Some Red-State Residents Say They Want to Secede -- But Their States Wouldn't Be Able to Sustain Themselves // If CA were to secede, the state would have a nearly balanced budget. If AL were to secede, it wouldn't be able to pay for stop signs.

The Public Apparently Isn't Interested In Sound Economics

Polarization of US Government
Election Prediction sites, predictions, and discussions:
Data and visualization blogs worth following -- April 27, 2012 by Nathan Yau

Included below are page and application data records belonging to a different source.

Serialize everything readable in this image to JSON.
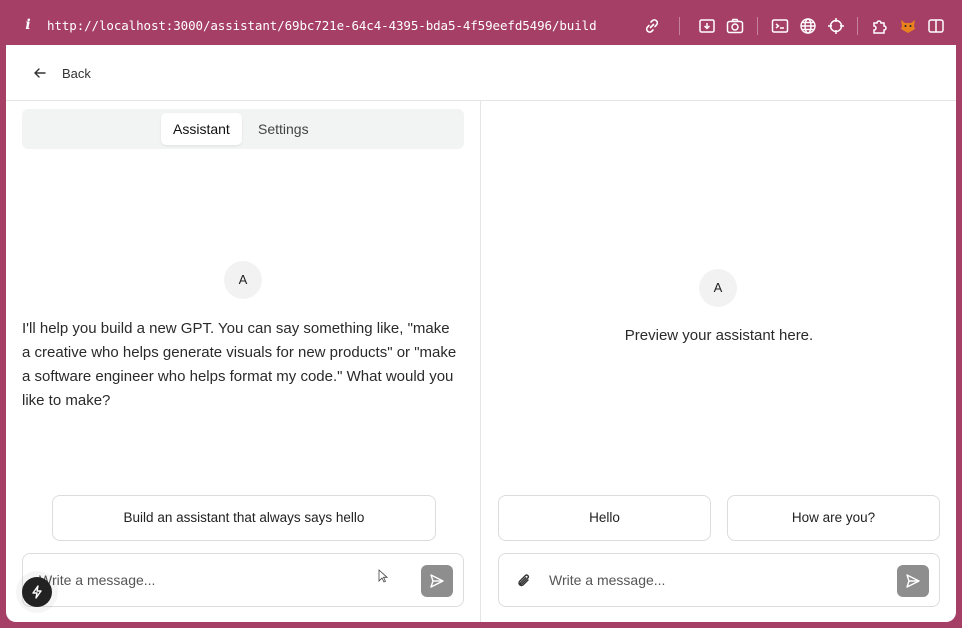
{
  "browser": {
    "url": "http://localhost:3000/assistant/69bc721e-64c4-4395-bda5-4f59eefd5496/build",
    "icons": [
      "info-icon",
      "link-icon",
      "download-icon",
      "camera-icon",
      "terminal-icon",
      "globe-icon",
      "crosshair-icon",
      "extension-icon",
      "fox-icon",
      "sidebar-icon"
    ],
    "accent": "#a53f66"
  },
  "header": {
    "back_label": "Back"
  },
  "left": {
    "tabs": [
      {
        "label": "Assistant",
        "active": true
      },
      {
        "label": "Settings",
        "active": false
      }
    ],
    "avatar_letter": "A",
    "intro": "I'll help you build a new GPT. You can say something like, \"make a creative who helps generate visuals for new products\" or \"make a software engineer who helps format my code.\" What would you like to make?",
    "suggestions": [
      "Build an assistant that always says hello"
    ],
    "composer_placeholder": "Write a message..."
  },
  "right": {
    "avatar_letter": "A",
    "preview_text": "Preview your assistant here.",
    "suggestions": [
      "Hello",
      "How are you?"
    ],
    "composer_placeholder": "Write a message..."
  }
}
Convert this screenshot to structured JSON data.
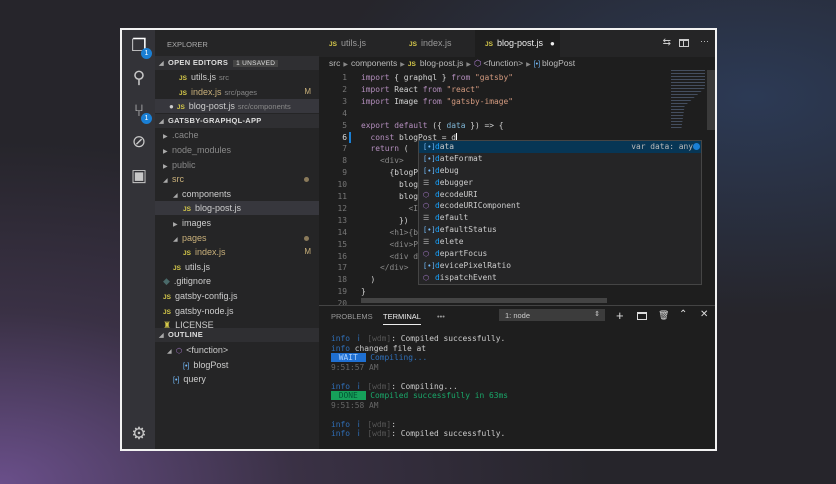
{
  "activity": [
    {
      "icon": "files-icon",
      "badge": "1"
    },
    {
      "icon": "search-icon"
    },
    {
      "icon": "source-control-icon",
      "badge": "1"
    },
    {
      "icon": "debug-icon"
    },
    {
      "icon": "extensions-icon"
    },
    {
      "icon": "gear-icon"
    }
  ],
  "sidebar": {
    "title": "EXPLORER",
    "open_editors": {
      "label": "OPEN EDITORS",
      "badge": "1 UNSAVED",
      "items": [
        {
          "name": "utils.js",
          "path": "src",
          "status": ""
        },
        {
          "name": "index.js",
          "path": "src/pages",
          "status": "M"
        },
        {
          "name": "blog-post.js",
          "path": "src/components",
          "status": "",
          "unsaved": true
        }
      ]
    },
    "project": {
      "label": "GATSBY-GRAPHQL-APP",
      "items": [
        {
          "name": ".cache",
          "type": "folder",
          "depth": 0,
          "expanded": false
        },
        {
          "name": "node_modules",
          "type": "folder",
          "depth": 0,
          "expanded": false
        },
        {
          "name": "public",
          "type": "folder",
          "depth": 0,
          "expanded": false
        },
        {
          "name": "src",
          "type": "folder",
          "depth": 0,
          "expanded": true,
          "modified": true
        },
        {
          "name": "components",
          "type": "folder",
          "depth": 1,
          "expanded": true
        },
        {
          "name": "blog-post.js",
          "type": "js",
          "depth": 2,
          "selected": true
        },
        {
          "name": "images",
          "type": "folder",
          "depth": 1,
          "expanded": false
        },
        {
          "name": "pages",
          "type": "folder",
          "depth": 1,
          "expanded": true,
          "modified": true
        },
        {
          "name": "index.js",
          "type": "js",
          "depth": 2,
          "status": "M"
        },
        {
          "name": "utils.js",
          "type": "js",
          "depth": 1
        },
        {
          "name": ".gitignore",
          "type": "file",
          "depth": 0
        },
        {
          "name": "gatsby-config.js",
          "type": "js",
          "depth": 0
        },
        {
          "name": "gatsby-node.js",
          "type": "js",
          "depth": 0
        },
        {
          "name": "LICENSE",
          "type": "license",
          "depth": 0
        }
      ]
    },
    "outline": {
      "label": "OUTLINE",
      "items": [
        {
          "name": "<function>",
          "icon": "function-icon",
          "depth": 0
        },
        {
          "name": "blogPost",
          "icon": "variable-icon",
          "depth": 1
        },
        {
          "name": "query",
          "icon": "variable-icon",
          "depth": 0
        }
      ]
    }
  },
  "editor": {
    "tabs": [
      {
        "label": "utils.js"
      },
      {
        "label": "index.js"
      },
      {
        "label": "blog-post.js",
        "active": true,
        "unsaved": true
      }
    ],
    "breadcrumb": [
      "src",
      "components",
      "blog-post.js",
      "<function>",
      "blogPost"
    ],
    "lines": [
      [
        [
          "import",
          "k"
        ],
        [
          " { graphql } ",
          ""
        ],
        [
          "from",
          "k"
        ],
        [
          " \"gatsby\"",
          "s"
        ]
      ],
      [
        [
          "import",
          "k"
        ],
        [
          " React ",
          ""
        ],
        [
          "from",
          "k"
        ],
        [
          " \"react\"",
          "s"
        ]
      ],
      [
        [
          "import",
          "k"
        ],
        [
          " Image ",
          ""
        ],
        [
          "from",
          "k"
        ],
        [
          " \"gatsby-image\"",
          "s"
        ]
      ],
      [],
      [
        [
          "export default",
          "k"
        ],
        [
          " ({ ",
          ""
        ],
        [
          "data",
          "t"
        ],
        [
          " }) => {",
          ""
        ]
      ],
      [
        [
          "  const",
          "k"
        ],
        [
          " blogPost = d",
          ""
        ]
      ],
      [
        [
          "  return",
          "k"
        ],
        [
          " (",
          ""
        ]
      ],
      [
        [
          "    <div>",
          "g"
        ]
      ],
      [
        [
          "      {blogP",
          ""
        ]
      ],
      [
        [
          "        blog",
          ""
        ]
      ],
      [
        [
          "        blog",
          ""
        ]
      ],
      [
        [
          "          <I",
          "g"
        ]
      ],
      [
        [
          "        })",
          ""
        ]
      ],
      [
        [
          "      <h1>{b",
          "g"
        ]
      ],
      [
        [
          "      <div>P",
          "g"
        ]
      ],
      [
        [
          "      <div d",
          "g"
        ]
      ],
      [
        [
          "    </div>",
          "g"
        ]
      ],
      [
        [
          "  )",
          ""
        ]
      ],
      [
        [
          "}",
          ""
        ]
      ],
      []
    ],
    "current_line": 6,
    "suggestions": [
      {
        "label": "data",
        "kind": "variable",
        "detail": "var data: any"
      },
      {
        "label": "dateFormat",
        "kind": "variable"
      },
      {
        "label": "debug",
        "kind": "variable"
      },
      {
        "label": "debugger",
        "kind": "keyword"
      },
      {
        "label": "decodeURI",
        "kind": "function"
      },
      {
        "label": "decodeURIComponent",
        "kind": "function"
      },
      {
        "label": "default",
        "kind": "keyword"
      },
      {
        "label": "defaultStatus",
        "kind": "variable"
      },
      {
        "label": "delete",
        "kind": "keyword"
      },
      {
        "label": "departFocus",
        "kind": "function"
      },
      {
        "label": "devicePixelRatio",
        "kind": "variable"
      },
      {
        "label": "dispatchEvent",
        "kind": "function"
      }
    ]
  },
  "panel": {
    "tabs": [
      "PROBLEMS",
      "TERMINAL"
    ],
    "active_tab": "TERMINAL",
    "more": "•••",
    "terminal_select": "1: node",
    "lines": [
      [
        [
          "info",
          "bl"
        ],
        [
          " ｉ ",
          "bl"
        ],
        [
          "[wdm]",
          "tg"
        ],
        [
          ": Compiled successfully.",
          ""
        ]
      ],
      [
        [
          "info",
          "bl"
        ],
        [
          " changed file at",
          ""
        ]
      ],
      [
        [
          " WAIT ",
          "wait"
        ],
        [
          " Compiling...",
          "bl"
        ]
      ],
      [
        [
          "9:51:57 AM",
          "ts"
        ]
      ],
      [],
      [
        [
          "info",
          "bl"
        ],
        [
          " ｉ ",
          "bl"
        ],
        [
          "[wdm]",
          "tg"
        ],
        [
          ": Compiling...",
          ""
        ]
      ],
      [
        [
          " DONE ",
          "done"
        ],
        [
          " Compiled successfully in 63ms",
          "gr"
        ]
      ],
      [
        [
          "9:51:58 AM",
          "ts"
        ]
      ],
      [],
      [
        [
          "info",
          "bl"
        ],
        [
          " ｉ ",
          "bl"
        ],
        [
          "[wdm]",
          "tg"
        ],
        [
          ":",
          ""
        ]
      ],
      [
        [
          "info",
          "bl"
        ],
        [
          " ｉ ",
          "bl"
        ],
        [
          "[wdm]",
          "tg"
        ],
        [
          ": Compiled successfully.",
          ""
        ]
      ]
    ]
  },
  "colors": {
    "accent": "#1a7fd4",
    "selection": "#073655",
    "js": "#d6c94a"
  }
}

Robert Reich (Romneyism)
  1. Corporations are the basic units of society.
  2. Workers are a means to the goal of maximizing corporate profits.
  3. All factors of production – capital, physical plant and equipment, workers – are fungible and should be treated the same. 
  4. Pollution, unsafe products, unsafe working conditions, financial fraud, and other negative side effects of the pursuit of profits are the price society pays for profit-driven growth.
  5. Individual worth depends on net worth 
  6.  People who fail in the economy should not be coddled.
  7. Taxes are inherently bad because they constrain profit-making.
  8. Politics is a game whose only purpose is to win.
  9. Democracy is dangerous because it is forever vulnerable to the votes of a majority intent on capturing the wealth of the successful minority, on whom the economy depends. 
  10. The three most important aspects of life are family, religion, and money. 
  11. Patriotism is a matter of guarding our economy from unfair traders and undocumented immigrants, rather than joining together for the common good.
Soup Kitchens Caused the Great Depression (Krugman), i.e. increased use of the social safety net is a cause rather than a result of the depressed economy.

Charts: FlowingData